(DATA IN THIS EXERCISE):
....
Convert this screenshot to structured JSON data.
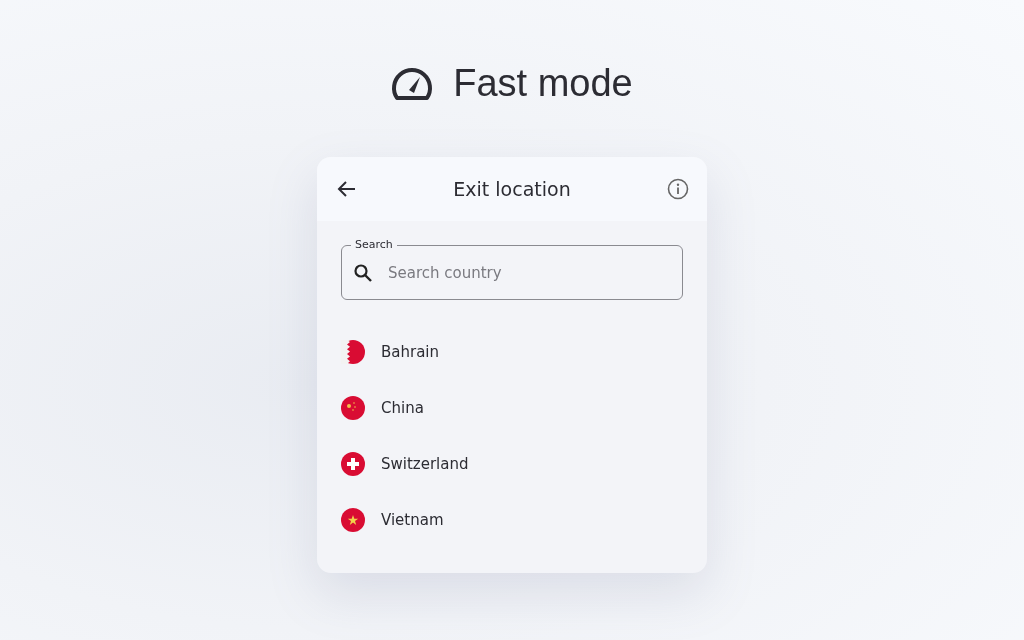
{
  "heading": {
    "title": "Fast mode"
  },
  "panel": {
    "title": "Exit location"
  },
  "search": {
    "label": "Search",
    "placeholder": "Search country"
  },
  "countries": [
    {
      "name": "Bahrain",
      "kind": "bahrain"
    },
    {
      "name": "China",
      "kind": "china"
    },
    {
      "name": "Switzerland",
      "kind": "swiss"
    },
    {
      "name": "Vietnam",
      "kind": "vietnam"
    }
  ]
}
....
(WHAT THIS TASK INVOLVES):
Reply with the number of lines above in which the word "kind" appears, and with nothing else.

(SOLUTION FOR THIS EXERCISE):
4